However, the nixing of the vacancy bonus, which allowed landlords to impose a 20 percent large rent hike after tenants moved out, surprised some in the real estate industry. "A lot of people thought the vacancy bonus was just going to be modified," Sozio said.

Same with another measure known as "high-income deregulation," which allows a landlord to deregulate a rent-stabilized unit if the tenant makes more than $200,000 a year for two straight years.

Worried that your building is looking to turn into a coop or condo? The conversion process is going to be a lot harder.

Over the decades, coop and condo conversions have been a common investor strategy in the city's rent-regulated market and, as a resulted, contributed to the loss of rent-regulated units. Currently, 15% of apartments have to be sold (to either residents or outside investors) in order for a building to convert to a coop or condo. But now, the new law sets a much higher bar: 51% of tenants who live in the building must agree to buy units for a conversion to happen.

Suspect your landlord is overcharging you?
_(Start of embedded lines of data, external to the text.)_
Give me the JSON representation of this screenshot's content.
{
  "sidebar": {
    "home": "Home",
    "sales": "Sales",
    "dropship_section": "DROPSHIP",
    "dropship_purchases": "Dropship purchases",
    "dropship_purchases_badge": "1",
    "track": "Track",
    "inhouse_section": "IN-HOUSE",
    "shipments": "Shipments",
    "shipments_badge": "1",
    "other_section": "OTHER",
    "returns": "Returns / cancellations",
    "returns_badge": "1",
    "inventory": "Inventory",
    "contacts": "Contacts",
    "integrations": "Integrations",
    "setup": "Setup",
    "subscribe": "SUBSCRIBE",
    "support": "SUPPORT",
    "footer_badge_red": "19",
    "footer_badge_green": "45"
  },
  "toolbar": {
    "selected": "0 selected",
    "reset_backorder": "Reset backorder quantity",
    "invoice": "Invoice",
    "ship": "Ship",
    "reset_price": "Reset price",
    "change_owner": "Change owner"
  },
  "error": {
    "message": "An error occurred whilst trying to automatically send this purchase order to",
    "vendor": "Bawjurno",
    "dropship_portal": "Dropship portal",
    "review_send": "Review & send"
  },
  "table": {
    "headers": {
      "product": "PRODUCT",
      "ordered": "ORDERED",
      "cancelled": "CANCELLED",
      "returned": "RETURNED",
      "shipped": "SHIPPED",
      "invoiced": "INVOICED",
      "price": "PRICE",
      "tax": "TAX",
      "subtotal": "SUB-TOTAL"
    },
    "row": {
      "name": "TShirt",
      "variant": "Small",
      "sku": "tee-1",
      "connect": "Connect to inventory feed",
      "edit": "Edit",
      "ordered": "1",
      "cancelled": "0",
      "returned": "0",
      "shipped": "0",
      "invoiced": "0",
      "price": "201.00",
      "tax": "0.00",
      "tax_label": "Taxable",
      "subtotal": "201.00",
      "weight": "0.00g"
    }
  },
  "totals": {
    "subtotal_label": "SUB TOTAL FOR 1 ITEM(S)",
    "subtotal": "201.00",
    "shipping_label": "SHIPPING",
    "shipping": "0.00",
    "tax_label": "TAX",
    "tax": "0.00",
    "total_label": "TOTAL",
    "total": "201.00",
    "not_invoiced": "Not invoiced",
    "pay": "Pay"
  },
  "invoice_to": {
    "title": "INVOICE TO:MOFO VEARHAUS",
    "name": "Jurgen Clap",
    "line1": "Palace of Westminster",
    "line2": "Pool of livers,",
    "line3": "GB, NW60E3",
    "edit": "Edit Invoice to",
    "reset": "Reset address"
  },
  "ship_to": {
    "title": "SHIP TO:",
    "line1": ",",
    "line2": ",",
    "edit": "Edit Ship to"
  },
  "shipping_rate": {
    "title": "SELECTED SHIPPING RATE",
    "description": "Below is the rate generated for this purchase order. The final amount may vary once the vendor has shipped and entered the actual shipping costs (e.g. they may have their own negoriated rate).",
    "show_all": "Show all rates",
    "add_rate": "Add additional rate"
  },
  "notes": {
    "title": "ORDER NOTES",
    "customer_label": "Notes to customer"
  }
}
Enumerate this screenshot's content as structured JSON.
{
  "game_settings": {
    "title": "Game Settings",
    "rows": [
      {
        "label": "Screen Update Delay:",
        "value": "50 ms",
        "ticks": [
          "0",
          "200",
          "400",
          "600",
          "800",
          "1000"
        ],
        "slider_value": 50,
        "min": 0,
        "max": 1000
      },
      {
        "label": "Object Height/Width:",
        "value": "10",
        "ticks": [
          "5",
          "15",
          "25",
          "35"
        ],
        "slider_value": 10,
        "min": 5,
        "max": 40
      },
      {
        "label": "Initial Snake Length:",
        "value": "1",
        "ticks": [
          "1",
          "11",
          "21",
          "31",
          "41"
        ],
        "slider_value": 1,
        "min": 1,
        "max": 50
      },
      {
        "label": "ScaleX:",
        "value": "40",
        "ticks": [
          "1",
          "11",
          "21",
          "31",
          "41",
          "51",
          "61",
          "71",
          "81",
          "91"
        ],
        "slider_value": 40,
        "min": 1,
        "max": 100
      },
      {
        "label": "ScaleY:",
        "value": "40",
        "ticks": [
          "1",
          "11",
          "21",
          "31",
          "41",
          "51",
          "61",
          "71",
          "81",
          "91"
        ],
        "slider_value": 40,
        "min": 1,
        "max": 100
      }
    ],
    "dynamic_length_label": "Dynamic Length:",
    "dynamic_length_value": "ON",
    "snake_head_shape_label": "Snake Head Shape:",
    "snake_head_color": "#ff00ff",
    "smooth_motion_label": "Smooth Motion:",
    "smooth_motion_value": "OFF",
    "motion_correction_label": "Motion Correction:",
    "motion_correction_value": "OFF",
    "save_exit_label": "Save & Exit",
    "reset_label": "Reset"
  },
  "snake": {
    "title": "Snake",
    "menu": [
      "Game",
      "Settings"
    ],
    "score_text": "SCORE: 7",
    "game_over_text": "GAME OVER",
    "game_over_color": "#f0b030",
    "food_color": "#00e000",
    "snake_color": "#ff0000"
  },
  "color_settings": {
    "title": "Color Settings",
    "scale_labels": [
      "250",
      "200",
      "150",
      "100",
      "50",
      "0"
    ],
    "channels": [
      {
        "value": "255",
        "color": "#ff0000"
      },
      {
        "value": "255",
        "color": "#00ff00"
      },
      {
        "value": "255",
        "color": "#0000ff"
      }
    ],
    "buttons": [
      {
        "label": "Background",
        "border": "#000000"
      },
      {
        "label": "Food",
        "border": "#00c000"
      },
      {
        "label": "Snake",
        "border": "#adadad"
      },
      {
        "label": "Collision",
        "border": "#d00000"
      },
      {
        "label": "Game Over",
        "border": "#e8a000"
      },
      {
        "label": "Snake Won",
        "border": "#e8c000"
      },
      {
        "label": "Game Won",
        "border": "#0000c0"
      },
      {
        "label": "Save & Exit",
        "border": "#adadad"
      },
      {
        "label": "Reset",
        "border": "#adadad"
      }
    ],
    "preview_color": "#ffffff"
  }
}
Now, you can request a full rent history and hold him accountable over a longer period.

Previously, rent-regulated tenants had what was known as a four-year "look back" rule, where they could hold a landlord accountable for overcharges for four years. Now a tenant who suspects fraud can request a full rental bill history and can make the state investigate and penalize landlords for overcharges made over the last six years.

Guess what? The new rent laws won't expire, meaning they're permanent, well, sorta.

Under the new bill, the rent laws will no longer sunset, meaning that they will no longer come up for renewal every four years.

While that may seem like good news, Stein argued that the expiration of rent laws had been a motivating force for tenant advocates, galvanizing them during one intense period of lobbying. Now, as tenant groups look toward the future and the passage of the "good cause" eviction plan, which didn't make into into the current bill and would expand eviction protections to market-rate tenants in certain cases, they will have to forge ahead without the pressure of a deadline.

"It's new terrain to be pushing for new rent reform without expiration," he said.

But while the new rent laws may not expire, they can still be repealed or amended. Given the outrage and deep pockets of the real estate industry, you can probably bet that they'll come up with a game plan to change the rules once again.

UPDATE: The post has been updated with a new description of Samuel Stein and revised description of Ariel Property.